Report each line of the records below that uses the word "Scenarios".

BEGIN

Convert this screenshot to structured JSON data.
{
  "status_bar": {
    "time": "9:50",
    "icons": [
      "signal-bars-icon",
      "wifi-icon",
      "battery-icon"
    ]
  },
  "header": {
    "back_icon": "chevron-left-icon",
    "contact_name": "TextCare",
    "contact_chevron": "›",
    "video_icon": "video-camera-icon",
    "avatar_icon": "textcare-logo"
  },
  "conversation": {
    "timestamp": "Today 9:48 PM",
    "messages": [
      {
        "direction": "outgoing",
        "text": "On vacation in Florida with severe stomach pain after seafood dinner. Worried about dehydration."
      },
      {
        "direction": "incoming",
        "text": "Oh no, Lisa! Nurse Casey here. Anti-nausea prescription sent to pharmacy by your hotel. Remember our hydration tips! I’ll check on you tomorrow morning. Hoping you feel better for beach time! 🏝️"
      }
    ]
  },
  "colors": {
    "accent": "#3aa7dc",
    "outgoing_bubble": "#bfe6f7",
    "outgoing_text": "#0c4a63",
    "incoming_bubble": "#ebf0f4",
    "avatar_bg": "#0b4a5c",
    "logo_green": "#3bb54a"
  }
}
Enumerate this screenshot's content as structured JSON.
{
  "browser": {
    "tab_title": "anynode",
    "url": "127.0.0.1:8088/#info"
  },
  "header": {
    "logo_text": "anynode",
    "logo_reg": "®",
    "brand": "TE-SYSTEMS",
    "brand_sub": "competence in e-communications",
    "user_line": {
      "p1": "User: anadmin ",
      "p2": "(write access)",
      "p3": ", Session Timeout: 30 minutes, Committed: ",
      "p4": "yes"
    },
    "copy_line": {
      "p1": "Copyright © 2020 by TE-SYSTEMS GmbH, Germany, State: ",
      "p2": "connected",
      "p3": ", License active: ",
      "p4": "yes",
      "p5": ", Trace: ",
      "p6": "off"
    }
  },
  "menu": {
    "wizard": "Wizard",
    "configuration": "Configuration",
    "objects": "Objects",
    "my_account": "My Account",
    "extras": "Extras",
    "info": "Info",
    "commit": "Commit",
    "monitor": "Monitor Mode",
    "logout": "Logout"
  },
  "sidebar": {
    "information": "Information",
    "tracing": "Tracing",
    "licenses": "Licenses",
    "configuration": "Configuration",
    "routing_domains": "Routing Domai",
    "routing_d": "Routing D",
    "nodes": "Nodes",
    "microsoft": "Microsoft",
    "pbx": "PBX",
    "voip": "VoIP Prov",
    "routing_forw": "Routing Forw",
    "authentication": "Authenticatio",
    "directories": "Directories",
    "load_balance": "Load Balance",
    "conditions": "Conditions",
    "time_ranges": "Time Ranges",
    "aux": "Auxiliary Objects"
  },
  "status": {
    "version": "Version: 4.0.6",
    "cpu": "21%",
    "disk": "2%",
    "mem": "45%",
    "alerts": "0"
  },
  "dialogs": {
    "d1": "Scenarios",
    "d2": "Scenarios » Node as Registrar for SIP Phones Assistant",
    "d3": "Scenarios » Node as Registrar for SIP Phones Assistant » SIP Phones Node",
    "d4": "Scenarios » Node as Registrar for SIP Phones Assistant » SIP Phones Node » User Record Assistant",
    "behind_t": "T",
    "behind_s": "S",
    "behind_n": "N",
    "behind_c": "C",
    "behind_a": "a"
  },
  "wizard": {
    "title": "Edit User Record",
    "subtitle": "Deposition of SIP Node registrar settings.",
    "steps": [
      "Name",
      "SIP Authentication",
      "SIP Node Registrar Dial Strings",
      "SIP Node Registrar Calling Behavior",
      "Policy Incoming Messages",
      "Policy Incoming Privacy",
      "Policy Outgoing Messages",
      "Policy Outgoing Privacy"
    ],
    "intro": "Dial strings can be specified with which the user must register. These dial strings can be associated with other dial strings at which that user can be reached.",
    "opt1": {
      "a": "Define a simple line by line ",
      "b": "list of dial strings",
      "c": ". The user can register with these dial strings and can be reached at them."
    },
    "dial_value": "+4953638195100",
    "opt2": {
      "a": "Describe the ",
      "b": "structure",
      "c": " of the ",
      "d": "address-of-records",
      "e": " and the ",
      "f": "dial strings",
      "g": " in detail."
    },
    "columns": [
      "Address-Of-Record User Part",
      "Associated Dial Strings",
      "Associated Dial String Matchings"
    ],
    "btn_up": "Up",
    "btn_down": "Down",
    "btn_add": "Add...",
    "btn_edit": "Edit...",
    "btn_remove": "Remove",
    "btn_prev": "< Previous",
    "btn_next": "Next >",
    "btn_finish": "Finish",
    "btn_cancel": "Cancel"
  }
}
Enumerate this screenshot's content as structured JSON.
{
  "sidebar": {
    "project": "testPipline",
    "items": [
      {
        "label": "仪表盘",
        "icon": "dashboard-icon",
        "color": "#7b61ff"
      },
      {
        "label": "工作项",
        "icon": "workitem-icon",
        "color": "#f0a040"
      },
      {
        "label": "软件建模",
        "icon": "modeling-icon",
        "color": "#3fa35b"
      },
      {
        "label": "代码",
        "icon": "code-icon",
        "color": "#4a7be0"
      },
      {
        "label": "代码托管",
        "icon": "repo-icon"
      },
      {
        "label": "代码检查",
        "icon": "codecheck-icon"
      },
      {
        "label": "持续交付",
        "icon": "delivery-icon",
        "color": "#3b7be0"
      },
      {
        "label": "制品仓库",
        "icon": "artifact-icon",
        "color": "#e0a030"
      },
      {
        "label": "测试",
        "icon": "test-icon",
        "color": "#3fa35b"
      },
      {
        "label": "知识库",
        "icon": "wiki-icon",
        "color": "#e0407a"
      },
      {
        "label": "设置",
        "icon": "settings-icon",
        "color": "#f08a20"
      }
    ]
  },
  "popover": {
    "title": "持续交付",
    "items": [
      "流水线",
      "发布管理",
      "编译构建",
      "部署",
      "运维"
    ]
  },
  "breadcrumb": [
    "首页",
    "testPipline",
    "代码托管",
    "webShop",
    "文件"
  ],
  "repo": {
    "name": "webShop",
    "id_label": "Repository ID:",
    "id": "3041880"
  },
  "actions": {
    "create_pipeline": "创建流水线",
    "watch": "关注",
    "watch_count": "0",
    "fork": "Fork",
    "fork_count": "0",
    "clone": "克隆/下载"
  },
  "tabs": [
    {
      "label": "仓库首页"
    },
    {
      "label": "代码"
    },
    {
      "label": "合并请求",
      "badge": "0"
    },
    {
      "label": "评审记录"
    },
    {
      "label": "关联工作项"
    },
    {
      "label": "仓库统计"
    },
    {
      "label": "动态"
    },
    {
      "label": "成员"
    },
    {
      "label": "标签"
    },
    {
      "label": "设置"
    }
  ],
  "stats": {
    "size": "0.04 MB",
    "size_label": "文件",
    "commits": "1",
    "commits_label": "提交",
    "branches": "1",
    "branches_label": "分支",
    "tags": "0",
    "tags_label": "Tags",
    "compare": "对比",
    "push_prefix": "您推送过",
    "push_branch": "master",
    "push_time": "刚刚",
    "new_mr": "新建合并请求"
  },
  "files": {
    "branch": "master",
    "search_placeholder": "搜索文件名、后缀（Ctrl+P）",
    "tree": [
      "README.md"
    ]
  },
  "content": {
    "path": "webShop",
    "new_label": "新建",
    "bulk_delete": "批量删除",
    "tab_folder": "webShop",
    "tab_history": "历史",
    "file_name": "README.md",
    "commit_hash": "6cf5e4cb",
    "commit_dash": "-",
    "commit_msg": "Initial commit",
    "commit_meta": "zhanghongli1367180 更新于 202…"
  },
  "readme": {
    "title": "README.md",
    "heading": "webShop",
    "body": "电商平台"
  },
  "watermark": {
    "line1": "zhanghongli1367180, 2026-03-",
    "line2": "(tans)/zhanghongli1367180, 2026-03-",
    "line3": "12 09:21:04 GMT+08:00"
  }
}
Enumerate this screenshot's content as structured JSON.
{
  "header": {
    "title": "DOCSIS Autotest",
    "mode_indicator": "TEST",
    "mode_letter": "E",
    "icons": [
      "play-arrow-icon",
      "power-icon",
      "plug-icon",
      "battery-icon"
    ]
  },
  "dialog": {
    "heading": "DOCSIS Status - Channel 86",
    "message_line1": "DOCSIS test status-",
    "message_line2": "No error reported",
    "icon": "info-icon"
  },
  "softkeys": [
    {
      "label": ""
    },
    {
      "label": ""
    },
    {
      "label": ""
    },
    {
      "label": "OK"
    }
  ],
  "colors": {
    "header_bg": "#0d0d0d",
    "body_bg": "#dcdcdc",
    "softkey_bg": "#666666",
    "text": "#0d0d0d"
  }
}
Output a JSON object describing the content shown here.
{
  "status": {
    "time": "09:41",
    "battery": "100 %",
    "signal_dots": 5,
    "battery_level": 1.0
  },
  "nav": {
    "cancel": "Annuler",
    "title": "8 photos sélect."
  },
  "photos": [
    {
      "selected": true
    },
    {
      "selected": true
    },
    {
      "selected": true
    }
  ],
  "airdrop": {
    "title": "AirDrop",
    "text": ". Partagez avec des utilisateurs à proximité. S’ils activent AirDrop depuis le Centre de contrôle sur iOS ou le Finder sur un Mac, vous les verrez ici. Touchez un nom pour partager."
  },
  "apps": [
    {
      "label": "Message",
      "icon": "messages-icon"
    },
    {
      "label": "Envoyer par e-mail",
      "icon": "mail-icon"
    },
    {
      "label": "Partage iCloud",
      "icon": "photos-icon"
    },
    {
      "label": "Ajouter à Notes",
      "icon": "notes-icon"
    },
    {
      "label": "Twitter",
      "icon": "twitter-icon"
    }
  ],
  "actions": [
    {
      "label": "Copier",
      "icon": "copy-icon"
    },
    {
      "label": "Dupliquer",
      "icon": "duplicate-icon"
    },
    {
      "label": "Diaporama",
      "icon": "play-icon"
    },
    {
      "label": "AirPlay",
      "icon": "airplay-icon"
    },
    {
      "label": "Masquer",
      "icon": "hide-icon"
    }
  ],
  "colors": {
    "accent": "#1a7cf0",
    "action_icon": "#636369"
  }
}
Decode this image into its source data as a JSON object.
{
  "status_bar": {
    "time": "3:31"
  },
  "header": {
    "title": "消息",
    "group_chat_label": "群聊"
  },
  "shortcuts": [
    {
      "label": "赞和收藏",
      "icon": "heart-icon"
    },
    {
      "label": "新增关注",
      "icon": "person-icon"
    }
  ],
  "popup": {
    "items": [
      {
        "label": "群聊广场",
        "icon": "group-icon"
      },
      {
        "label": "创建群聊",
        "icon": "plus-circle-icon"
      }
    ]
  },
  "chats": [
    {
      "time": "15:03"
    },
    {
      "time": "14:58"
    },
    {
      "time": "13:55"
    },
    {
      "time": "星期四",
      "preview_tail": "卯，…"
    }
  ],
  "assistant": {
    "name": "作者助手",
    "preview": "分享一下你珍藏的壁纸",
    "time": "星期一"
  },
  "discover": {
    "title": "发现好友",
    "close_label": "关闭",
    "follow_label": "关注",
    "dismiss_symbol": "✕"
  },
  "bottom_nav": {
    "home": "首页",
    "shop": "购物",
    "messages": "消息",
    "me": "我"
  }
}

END

> _Result of this task_
    "d1": "Scenarios",
    "d2": "Scenarios » Node as Registrar for SIP Phones Assistant",
    "d3": "Scenarios » Node as Registrar for SIP Phones Assistant » SIP Phones Node",
    "d4": "Scenarios » Node as Registrar for SIP Phones Assistant » SIP Phones Node » User Record Assistant",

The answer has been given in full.